Exercise instructions: Copy out the entries that come next, exactly.

·····

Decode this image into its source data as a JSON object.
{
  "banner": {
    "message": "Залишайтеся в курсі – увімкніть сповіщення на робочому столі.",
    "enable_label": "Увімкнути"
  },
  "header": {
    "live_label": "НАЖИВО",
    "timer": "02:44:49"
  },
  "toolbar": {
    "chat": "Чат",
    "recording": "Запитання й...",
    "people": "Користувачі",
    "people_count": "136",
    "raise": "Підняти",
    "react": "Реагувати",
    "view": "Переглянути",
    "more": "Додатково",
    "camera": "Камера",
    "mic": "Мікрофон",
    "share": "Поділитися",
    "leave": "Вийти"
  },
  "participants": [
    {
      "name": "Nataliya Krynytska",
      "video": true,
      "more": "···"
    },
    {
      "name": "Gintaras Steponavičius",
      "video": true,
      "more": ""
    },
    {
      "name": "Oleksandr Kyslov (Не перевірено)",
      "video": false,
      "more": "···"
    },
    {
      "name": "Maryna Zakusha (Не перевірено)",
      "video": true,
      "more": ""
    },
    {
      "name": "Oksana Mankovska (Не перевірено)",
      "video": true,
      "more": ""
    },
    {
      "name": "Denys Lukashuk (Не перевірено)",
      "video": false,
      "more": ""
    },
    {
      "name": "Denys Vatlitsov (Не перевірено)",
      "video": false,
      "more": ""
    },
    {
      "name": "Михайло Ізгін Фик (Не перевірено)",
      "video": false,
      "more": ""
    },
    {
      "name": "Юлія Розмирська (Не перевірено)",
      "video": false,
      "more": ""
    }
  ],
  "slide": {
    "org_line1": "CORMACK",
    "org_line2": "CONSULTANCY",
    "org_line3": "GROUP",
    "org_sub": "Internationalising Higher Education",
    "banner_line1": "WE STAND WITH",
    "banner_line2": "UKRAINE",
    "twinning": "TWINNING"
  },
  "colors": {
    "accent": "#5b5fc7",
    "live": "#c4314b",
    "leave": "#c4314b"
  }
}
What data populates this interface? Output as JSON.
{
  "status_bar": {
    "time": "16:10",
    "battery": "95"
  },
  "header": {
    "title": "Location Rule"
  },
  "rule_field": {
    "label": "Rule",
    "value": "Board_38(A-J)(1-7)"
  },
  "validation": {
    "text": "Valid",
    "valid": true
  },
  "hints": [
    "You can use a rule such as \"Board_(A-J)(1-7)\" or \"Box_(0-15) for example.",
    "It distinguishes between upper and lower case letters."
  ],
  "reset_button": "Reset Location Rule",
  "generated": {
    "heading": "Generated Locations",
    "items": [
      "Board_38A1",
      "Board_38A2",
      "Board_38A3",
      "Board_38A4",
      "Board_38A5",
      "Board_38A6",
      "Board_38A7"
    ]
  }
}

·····

Task result:
Decode this image into its source data as a JSON object.
{
  "banner": {
    "message": "Залишайтеся в курсі – увімкніть сповіщення на робочому столі.",
    "enable_label": "Увімкнути"
  },
  "header": {
    "live_label": "НАЖИВО",
    "timer": "02:44:49"
  },
  "toolbar": {
    "chat": "Чат",
    "recording": "Запитання й...",
    "people": "Користувачі",
    "people_count": "136",
    "raise": "Підняти",
    "react": "Реагувати",
    "view": "Переглянути",
    "more": "Додатково",
    "camera": "Камера",
    "mic": "Мікрофон",
    "share": "Поділитися",
    "leave": "Вийти"
  },
  "participants": [
    {
      "name": "Nataliya Krynytska",
      "video": true,
      "more": "···"
    },
    {
      "name": "Gintaras Steponavičius",
      "video": true,
      "more": ""
    },
    {
      "name": "Oleksandr Kyslov (Не перевірено)",
      "video": false,
      "more": "···"
    },
    {
      "name": "Maryna Zakusha (Не перевірено)",
      "video": true,
      "more": ""
    },
    {
      "name": "Oksana Mankovska (Не перевірено)",
      "video": true,
      "more": ""
    },
    {
      "name": "Denys Lukashuk (Не перевірено)",
      "video": false,
      "more": ""
    },
    {
      "name": "Denys Vatlitsov (Не перевірено)",
      "video": false,
      "more": ""
    },
    {
      "name": "Михайло Ізгін Фик (Не перевірено)",
      "video": false,
      "more": ""
    },
    {
      "name": "Юлія Розмирська (Не перевірено)",
      "video": false,
      "more": ""
    }
  ],
  "slide": {
    "org_line1": "CORMACK",
    "org_line2": "CONSULTANCY",
    "org_line3": "GROUP",
    "org_sub": "Internationalising Higher Education",
    "banner_line1": "WE STAND WITH",
    "banner_line2": "UKRAINE",
    "twinning": "TWINNING"
  },
  "colors": {
    "accent": "#5b5fc7",
    "live": "#c4314b",
    "leave": "#c4314b"
  }
}
What data populates this interface? Output as JSON.
{
  "status_bar": {
    "time": "16:10",
    "battery": "95"
  },
  "header": {
    "title": "Location Rule"
  },
  "rule_field": {
    "label": "Rule",
    "value": "Board_38(A-J)(1-7)"
  },
  "validation": {
    "text": "Valid",
    "valid": true
  },
  "hints": [
    "You can use a rule such as \"Board_(A-J)(1-7)\" or \"Box_(0-15) for example.",
    "It distinguishes between upper and lower case letters."
  ],
  "reset_button": "Reset Location Rule",
  "generated": {
    "heading": "Generated Locations",
    "items": [
      "Board_38A1",
      "Board_38A2",
      "Board_38A3",
      "Board_38A4",
      "Board_38A5",
      "Board_38A6",
      "Board_38A7"
    ]
  }
}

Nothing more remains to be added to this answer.